Box 50
Correspondence, undated [1930s]
Box 51
Correspondence, undated [1930s, 1940s]
Box 52
Correspondence, undated [1940s]
Box 53
General papers, 1897-1952 [restrictions now lifted]
Box 54
Legal papers, 1778-1951; Legislation
Box 55
Financial papers, 1833-1919
Box 56
Financial papers, 1920-1952; Income tax
Box 57
Writings, speeches, 1883-1929
Box 58
Writings, speeches, 1930-1952
Box 59
Writings, speeches, undated
Box 60
Miscellany: report cards; genealogy
Box 61
Miscellany: business reports, 1905-1924; greeting cards
Box 62
Photographs
Box 63
Newspaper clippings
Box 64
Newspaper clippings
Box 65
Printed materials
Box 66
Printed materials
Box 67
Volumes

Notebooks, calendars, and other small volumes.

Box 68
Volumes

Notebooks and calendars

Box 69
Diary, volumes I-V, 1916-1922
Box 70
Diary, volumes VI-VIII, 1922-1930
Box 71
Diary, volumes IX-XI, 1932-1940
Box 72
Diary, volumes XII-XIV, 1948
Box 73
Diary, volumes XV and indexes, 1951-1952 and undated
Box 74
Photocopies of articles and books chiefly on American and newspaper history, 1918-1946 and undated

Selected pages with Ball's annotations were photocopied.
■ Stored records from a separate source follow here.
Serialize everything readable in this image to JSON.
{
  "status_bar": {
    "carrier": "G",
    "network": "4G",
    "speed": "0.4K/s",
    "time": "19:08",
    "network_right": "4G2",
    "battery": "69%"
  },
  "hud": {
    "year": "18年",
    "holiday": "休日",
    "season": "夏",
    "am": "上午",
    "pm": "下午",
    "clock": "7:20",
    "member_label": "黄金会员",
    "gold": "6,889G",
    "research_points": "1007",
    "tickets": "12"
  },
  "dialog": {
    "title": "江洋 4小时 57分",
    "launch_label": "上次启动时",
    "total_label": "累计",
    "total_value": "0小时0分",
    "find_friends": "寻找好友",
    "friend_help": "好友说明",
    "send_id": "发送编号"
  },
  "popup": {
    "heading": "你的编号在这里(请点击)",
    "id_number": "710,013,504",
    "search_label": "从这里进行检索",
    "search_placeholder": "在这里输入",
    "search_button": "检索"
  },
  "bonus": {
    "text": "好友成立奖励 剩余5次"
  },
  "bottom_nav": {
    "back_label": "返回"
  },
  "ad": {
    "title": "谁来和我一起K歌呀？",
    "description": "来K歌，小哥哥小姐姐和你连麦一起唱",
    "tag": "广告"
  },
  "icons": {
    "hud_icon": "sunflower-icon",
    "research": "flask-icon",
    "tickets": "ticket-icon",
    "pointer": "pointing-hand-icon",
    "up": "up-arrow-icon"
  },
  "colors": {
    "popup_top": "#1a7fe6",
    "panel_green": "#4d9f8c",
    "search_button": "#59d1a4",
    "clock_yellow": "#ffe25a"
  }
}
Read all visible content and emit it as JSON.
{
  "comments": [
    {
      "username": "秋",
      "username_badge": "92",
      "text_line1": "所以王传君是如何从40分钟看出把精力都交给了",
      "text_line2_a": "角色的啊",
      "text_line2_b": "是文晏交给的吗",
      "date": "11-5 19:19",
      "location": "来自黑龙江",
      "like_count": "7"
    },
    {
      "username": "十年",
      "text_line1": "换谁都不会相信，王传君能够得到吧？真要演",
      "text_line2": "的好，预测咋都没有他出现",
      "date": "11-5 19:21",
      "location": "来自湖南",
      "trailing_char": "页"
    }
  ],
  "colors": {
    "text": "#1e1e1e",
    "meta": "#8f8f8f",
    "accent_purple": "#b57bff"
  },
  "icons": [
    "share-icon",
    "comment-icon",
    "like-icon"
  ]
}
Arranged in rough chronological order by date of publication.

(54 items)
Box 75
The Brass Check [hard-bound book] by Upton Sinclair (with Ball's annotations)
Box 75
News is What We Make It [hard-bound book] by Kenneth Stewart (with Ball's annotations)
Box 75
The Industrial Revolution in the South [hard-bound book] by Broadus and George Sinclair Mitchell (with Ball's annotations)
Box 75
Additional correspondence, 1900-1952 and undated
(9 folders)
Box 76
Frank Parker: Digest of Military Service Record, 1894-1945
Volume L:1312
Account book, 1911-1915
Volume F:6767
Account book, 1916-1921
Volume ff:6768
Account book, 1921-1931
Volume ff:6769
Account book, 1932-1942
Volume ff:6770
Memorandum book, 1901
Volume M:6771
Scrapbook, 1893-1946
Volume L:6772
Scrapbook, 1895-1941
Volume F:6773
Scrapbook, 1909-1926
Volume F:6774
Scrapbook, 1910-1930
Volume L:6775
Scrapbook, 1915-1932
Volume L:6776
Scrapbook, 1939-1951
Volume F:6777
Panoramic group photo, Publishers and Editors of the U.S. Tour of New Hampshire, Navy Yard, Portsmouth, [New Hampshire], July 17, 1926
Oversize Folder 1
Panoramic group photo, 53rd Convention Protestant Episcopal Church, Municipal Auditorium, Kansas City, [Missouri], October 9-24, 1940
Oversize Folder 1

Subject Headings

Preferred Citation

[Identification of item], William Watts Ball papers, David M. Rubenstein Rare Book & Manuscript Library, Duke University.

Provenance

The William Watts Ball papers were received by the David M. Rubenstein Rare Book & Manuscript Library as gifts from 1954 to 1986.

Processing Information

Processed by Rubenstein Library staff, September 2011

Encoded by Meghan Lyon, Matthew Warren and Paula Jeannet Mangiafico, May 2012 and March 2013

Accession(s) described in this finding aid: 48-1767, 48-1862, 48-1585, 48-1900, 56-386, and 95-112

Descriptive sources and standards used to create this inventory: DACS, EAD, NCEAD guidelines, and local Style Guide.

This finding aid is NCEAD compliant.